They called for political tolerance to protect the economic gains the country has made after post COVID-19.
The sentiments were made during the Senate Speaker roundtable economic recovery meeting with KEPSA at Enashipai Resort in Naivasha.
While condemning the violence witnessed in Kondele Kisumu early in the week, Senate Speaker Kenneth Lusaka warned that political violence could derail economic gains in the country.
Lusaka noted that violence affects all sectors and called on his fellow politicians to be careful in their speeches months to the next elections.
“We have recorded some cases of political violence which are not healthy for a country that is yet to fully recover from the pandemic,” he said.
Lusaka at the same time noted that double taxation and a rise in the cost of living has eroded investor confidence.
He lauded the move by the national assembly to summon senior government officers to explain the rising cost of fuel.

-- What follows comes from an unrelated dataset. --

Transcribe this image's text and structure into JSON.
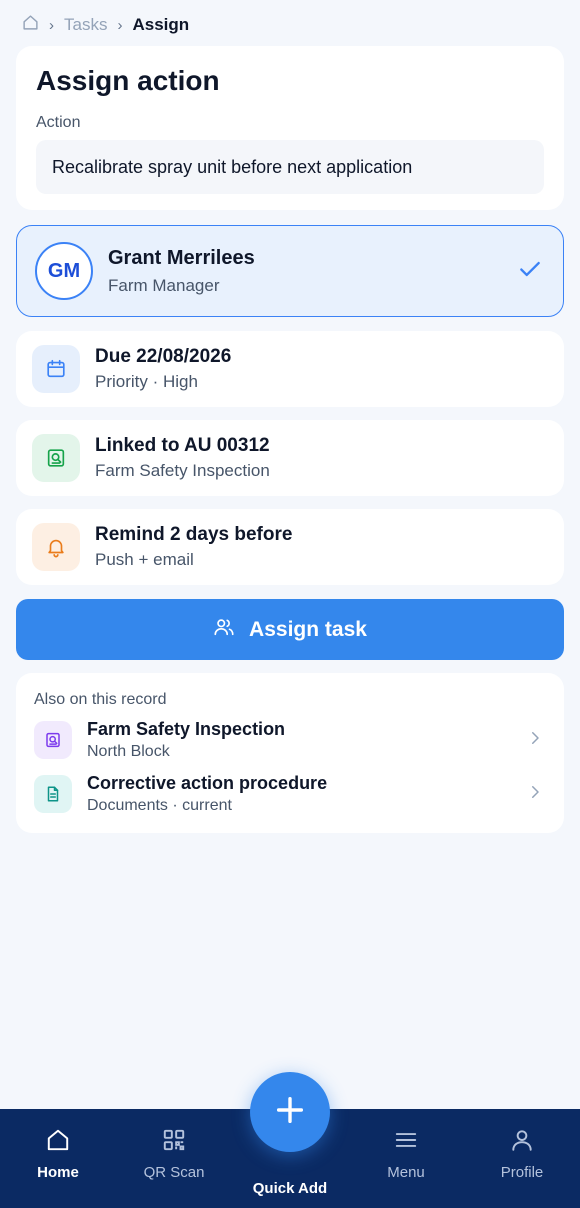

KEPSA CEO Carole Kariuki said they have planned a leader’s summit in the next couple of weeks to address elections preparedness, security and support for business.
Kariuki decried the rising cost of production in the country, noting that it is pushing manufacturers out of the market.
“We are deeply concerned by the rise in electricity and fuel prices in the last couple of months while double taxation remains one of the biggest challenges facing investors,” she said.
The Senate Majority Leader Samuel Pogishio called for sobriety in political campaigns warning that violence could lead to disruption of businesses and peaceful coexistence.
“Senate has several pending bills meant to protect investors and we shall place them on the priority list so that we can give the trader a conducive environment to conduct business,” he said.